# [WHAT YOU NEED TO DO]
Copy out the entries below precisely; nothing is to be omitted.
──────── MATERIAL PROVIDED ────────
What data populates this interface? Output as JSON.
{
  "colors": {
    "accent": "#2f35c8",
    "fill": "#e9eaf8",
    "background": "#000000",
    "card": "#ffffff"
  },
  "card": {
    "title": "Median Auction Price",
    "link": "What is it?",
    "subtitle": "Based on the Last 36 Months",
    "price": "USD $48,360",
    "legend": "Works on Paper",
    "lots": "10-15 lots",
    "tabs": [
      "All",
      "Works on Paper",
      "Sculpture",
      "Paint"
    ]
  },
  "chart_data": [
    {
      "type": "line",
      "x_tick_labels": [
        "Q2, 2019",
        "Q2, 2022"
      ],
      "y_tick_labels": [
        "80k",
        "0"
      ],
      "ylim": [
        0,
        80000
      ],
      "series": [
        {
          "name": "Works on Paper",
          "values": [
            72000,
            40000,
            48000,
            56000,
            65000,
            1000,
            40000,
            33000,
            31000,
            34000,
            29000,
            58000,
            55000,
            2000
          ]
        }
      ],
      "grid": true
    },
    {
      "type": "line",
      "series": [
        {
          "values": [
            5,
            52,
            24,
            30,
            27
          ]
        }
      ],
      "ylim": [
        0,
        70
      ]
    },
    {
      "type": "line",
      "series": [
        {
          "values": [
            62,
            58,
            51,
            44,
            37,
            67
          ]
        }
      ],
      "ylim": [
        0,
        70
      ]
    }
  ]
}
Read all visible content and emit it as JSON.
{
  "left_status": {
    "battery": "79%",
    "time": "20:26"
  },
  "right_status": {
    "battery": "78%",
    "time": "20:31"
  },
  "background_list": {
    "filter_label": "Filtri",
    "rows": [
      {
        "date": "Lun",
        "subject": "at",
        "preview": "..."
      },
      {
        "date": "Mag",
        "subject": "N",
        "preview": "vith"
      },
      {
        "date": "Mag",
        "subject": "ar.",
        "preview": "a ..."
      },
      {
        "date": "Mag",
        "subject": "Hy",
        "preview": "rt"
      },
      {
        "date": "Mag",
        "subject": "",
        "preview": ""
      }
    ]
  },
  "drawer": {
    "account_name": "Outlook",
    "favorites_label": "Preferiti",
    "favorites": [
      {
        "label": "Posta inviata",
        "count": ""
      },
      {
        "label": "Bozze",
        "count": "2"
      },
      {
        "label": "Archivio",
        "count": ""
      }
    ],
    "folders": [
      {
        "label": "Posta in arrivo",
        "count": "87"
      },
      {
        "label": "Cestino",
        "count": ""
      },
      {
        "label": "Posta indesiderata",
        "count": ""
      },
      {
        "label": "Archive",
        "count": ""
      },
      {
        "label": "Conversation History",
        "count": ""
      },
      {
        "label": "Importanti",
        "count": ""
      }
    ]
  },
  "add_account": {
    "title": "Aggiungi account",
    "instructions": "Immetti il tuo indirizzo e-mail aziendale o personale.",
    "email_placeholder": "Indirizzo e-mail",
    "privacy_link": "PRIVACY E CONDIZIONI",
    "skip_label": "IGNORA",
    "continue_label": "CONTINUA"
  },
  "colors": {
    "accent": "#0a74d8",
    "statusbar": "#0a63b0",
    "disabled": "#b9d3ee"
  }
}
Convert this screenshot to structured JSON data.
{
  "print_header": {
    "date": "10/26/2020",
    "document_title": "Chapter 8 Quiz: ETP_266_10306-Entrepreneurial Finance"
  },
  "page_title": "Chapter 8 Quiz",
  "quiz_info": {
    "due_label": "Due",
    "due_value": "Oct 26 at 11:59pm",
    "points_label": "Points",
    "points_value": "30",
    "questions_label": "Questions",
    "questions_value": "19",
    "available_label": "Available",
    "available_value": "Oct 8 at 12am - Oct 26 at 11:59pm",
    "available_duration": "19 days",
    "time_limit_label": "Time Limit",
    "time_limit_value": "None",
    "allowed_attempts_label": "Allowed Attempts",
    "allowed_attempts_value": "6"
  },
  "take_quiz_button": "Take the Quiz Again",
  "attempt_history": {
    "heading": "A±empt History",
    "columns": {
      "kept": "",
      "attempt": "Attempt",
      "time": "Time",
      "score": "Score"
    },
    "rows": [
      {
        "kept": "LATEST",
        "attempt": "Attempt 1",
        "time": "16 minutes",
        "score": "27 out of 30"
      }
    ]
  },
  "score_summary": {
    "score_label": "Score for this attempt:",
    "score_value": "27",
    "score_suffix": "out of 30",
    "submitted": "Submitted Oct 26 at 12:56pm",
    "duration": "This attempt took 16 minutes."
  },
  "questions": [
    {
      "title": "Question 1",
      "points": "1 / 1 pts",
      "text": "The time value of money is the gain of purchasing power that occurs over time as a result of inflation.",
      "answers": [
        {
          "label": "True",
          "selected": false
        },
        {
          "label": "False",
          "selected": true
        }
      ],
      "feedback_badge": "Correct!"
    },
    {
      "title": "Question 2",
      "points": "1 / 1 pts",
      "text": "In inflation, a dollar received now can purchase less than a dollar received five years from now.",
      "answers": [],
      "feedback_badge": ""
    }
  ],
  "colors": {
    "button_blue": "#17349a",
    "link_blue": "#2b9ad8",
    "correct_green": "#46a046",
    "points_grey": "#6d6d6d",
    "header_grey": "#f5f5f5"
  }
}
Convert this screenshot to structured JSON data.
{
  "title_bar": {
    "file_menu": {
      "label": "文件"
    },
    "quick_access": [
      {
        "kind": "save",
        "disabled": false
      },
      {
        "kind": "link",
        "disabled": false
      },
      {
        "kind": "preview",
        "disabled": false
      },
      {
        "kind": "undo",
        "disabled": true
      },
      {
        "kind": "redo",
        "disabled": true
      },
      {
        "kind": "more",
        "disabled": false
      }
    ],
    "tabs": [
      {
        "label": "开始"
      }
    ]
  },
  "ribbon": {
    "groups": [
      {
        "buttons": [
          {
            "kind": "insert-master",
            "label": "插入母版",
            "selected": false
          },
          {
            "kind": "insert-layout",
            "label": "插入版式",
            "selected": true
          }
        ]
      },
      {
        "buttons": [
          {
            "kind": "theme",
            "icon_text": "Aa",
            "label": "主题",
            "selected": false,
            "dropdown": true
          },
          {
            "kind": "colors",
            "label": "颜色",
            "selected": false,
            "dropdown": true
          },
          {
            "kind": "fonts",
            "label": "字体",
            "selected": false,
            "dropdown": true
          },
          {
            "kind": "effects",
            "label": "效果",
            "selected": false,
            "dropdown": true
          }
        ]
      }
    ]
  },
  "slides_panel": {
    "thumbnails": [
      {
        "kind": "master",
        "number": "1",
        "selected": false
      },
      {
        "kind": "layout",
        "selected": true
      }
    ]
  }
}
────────
# [SOLUTION BELOW]
What data populates this interface? Output as JSON.
{
  "colors": {
    "accent": "#2f35c8",
    "fill": "#e9eaf8",
    "background": "#000000",
    "card": "#ffffff"
  },
  "card": {
    "title": "Median Auction Price",
    "link": "What is it?",
    "subtitle": "Based on the Last 36 Months",
    "price": "USD $48,360",
    "legend": "Works on Paper",
    "lots": "10-15 lots",
    "tabs": [
      "All",
      "Works on Paper",
      "Sculpture",
      "Paint"
    ]
  },
  "chart_data": [
    {
      "type": "line",
      "x_tick_labels": [
        "Q2, 2019",
        "Q2, 2022"
      ],
      "y_tick_labels": [
        "80k",
        "0"
      ],
      "ylim": [
        0,
        80000
      ],
      "series": [
        {
          "name": "Works on Paper",
          "values": [
            72000,
            40000,
            48000,
            56000,
            65000,
            1000,
            40000,
            33000,
            31000,
            34000,
            29000,
            58000,
            55000,
            2000
          ]
        }
      ],
      "grid": true
    },
    {
      "type": "line",
      "series": [
        {
          "values": [
            5,
            52,
            24,
            30,
            27
          ]
        }
      ],
      "ylim": [
        0,
        70
      ]
    },
    {
      "type": "line",
      "series": [
        {
          "values": [
            62,
            58,
            51,
            44,
            37,
            67
          ]
        }
      ],
      "ylim": [
        0,
        70
      ]
    }
  ]
}
Read all visible content and emit it as JSON.
{
  "left_status": {
    "battery": "79%",
    "time": "20:26"
  },
  "right_status": {
    "battery": "78%",
    "time": "20:31"
  },
  "background_list": {
    "filter_label": "Filtri",
    "rows": [
      {
        "date": "Lun",
        "subject": "at",
        "preview": "..."
      },
      {
        "date": "Mag",
        "subject": "N",
        "preview": "vith"
      },
      {
        "date": "Mag",
        "subject": "ar.",
        "preview": "a ..."
      },
      {
        "date": "Mag",
        "subject": "Hy",
        "preview": "rt"
      },
      {
        "date": "Mag",
        "subject": "",
        "preview": ""
      }
    ]
  },
  "drawer": {
    "account_name": "Outlook",
    "favorites_label": "Preferiti",
    "favorites": [
      {
        "label": "Posta inviata",
        "count": ""
      },
      {
        "label": "Bozze",
        "count": "2"
      },
      {
        "label": "Archivio",
        "count": ""
      }
    ],
    "folders": [
      {
        "label": "Posta in arrivo",
        "count": "87"
      },
      {
        "label": "Cestino",
        "count": ""
      },
      {
        "label": "Posta indesiderata",
        "count": ""
      },
      {
        "label": "Archive",
        "count": ""
      },
      {
        "label": "Conversation History",
        "count": ""
      },
      {
        "label": "Importanti",
        "count": ""
      }
    ]
  },
  "add_account": {
    "title": "Aggiungi account",
    "instructions": "Immetti il tuo indirizzo e-mail aziendale o personale.",
    "email_placeholder": "Indirizzo e-mail",
    "privacy_link": "PRIVACY E CONDIZIONI",
    "skip_label": "IGNORA",
    "continue_label": "CONTINUA"
  },
  "colors": {
    "accent": "#0a74d8",
    "statusbar": "#0a63b0",
    "disabled": "#b9d3ee"
  }
}
Convert this screenshot to structured JSON data.
{
  "print_header": {
    "date": "10/26/2020",
    "document_title": "Chapter 8 Quiz: ETP_266_10306-Entrepreneurial Finance"
  },
  "page_title": "Chapter 8 Quiz",
  "quiz_info": {
    "due_label": "Due",
    "due_value": "Oct 26 at 11:59pm",
    "points_label": "Points",
    "points_value": "30",
    "questions_label": "Questions",
    "questions_value": "19",
    "available_label": "Available",
    "available_value": "Oct 8 at 12am - Oct 26 at 11:59pm",
    "available_duration": "19 days",
    "time_limit_label": "Time Limit",
    "time_limit_value": "None",
    "allowed_attempts_label": "Allowed Attempts",
    "allowed_attempts_value": "6"
  },
  "take_quiz_button": "Take the Quiz Again",
  "attempt_history": {
    "heading": "A±empt History",
    "columns": {
      "kept": "",
      "attempt": "Attempt",
      "time": "Time",
      "score": "Score"
    },
    "rows": [
      {
        "kept": "LATEST",
        "attempt": "Attempt 1",
        "time": "16 minutes",
        "score": "27 out of 30"
      }
    ]
  },
  "score_summary": {
    "score_label": "Score for this attempt:",
    "score_value": "27",
    "score_suffix": "out of 30",
    "submitted": "Submitted Oct 26 at 12:56pm",
    "duration": "This attempt took 16 minutes."
  },
  "questions": [
    {
      "title": "Question 1",
      "points": "1 / 1 pts",
      "text": "The time value of money is the gain of purchasing power that occurs over time as a result of inflation.",
      "answers": [
        {
          "label": "True",
          "selected": false
        },
        {
          "label": "False",
          "selected": true
        }
      ],
      "feedback_badge": "Correct!"
    },
    {
      "title": "Question 2",
      "points": "1 / 1 pts",
      "text": "In inflation, a dollar received now can purchase less than a dollar received five years from now.",
      "answers": [],
      "feedback_badge": ""
    }
  ],
  "colors": {
    "button_blue": "#17349a",
    "link_blue": "#2b9ad8",
    "correct_green": "#46a046",
    "points_grey": "#6d6d6d",
    "header_grey": "#f5f5f5"
  }
}
Convert this screenshot to structured JSON data.
{
  "title_bar": {
    "file_menu": {
      "label": "文件"
    },
    "quick_access": [
      {
        "kind": "save",
        "disabled": false
      },
      {
        "kind": "link",
        "disabled": false
      },
      {
        "kind": "preview",
        "disabled": false
      },
      {
        "kind": "undo",
        "disabled": true
      },
      {
        "kind": "redo",
        "disabled": true
      },
      {
        "kind": "more",
        "disabled": false
      }
    ],
    "tabs": [
      {
        "label": "开始"
      }
    ]
  },
  "ribbon": {
    "groups": [
      {
        "buttons": [
          {
            "kind": "insert-master",
            "label": "插入母版",
            "selected": false
          },
          {
            "kind": "insert-layout",
            "label": "插入版式",
            "selected": true
          }
        ]
      },
      {
        "buttons": [
          {
            "kind": "theme",
            "icon_text": "Aa",
            "label": "主题",
            "selected": false,
            "dropdown": true
          },
          {
            "kind": "colors",
            "label": "颜色",
            "selected": false,
            "dropdown": true
          },
          {
            "kind": "fonts",
            "label": "字体",
            "selected": false,
            "dropdown": true
          },
          {
            "kind": "effects",
            "label": "效果",
            "selected": false,
            "dropdown": true
          }
        ]
      }
    ]
  },
  "slides_panel": {
    "thumbnails": [
      {
        "kind": "master",
        "number": "1",
        "selected": false
      },
      {
        "kind": "layout",
        "selected": true
      }
    ]
  }
}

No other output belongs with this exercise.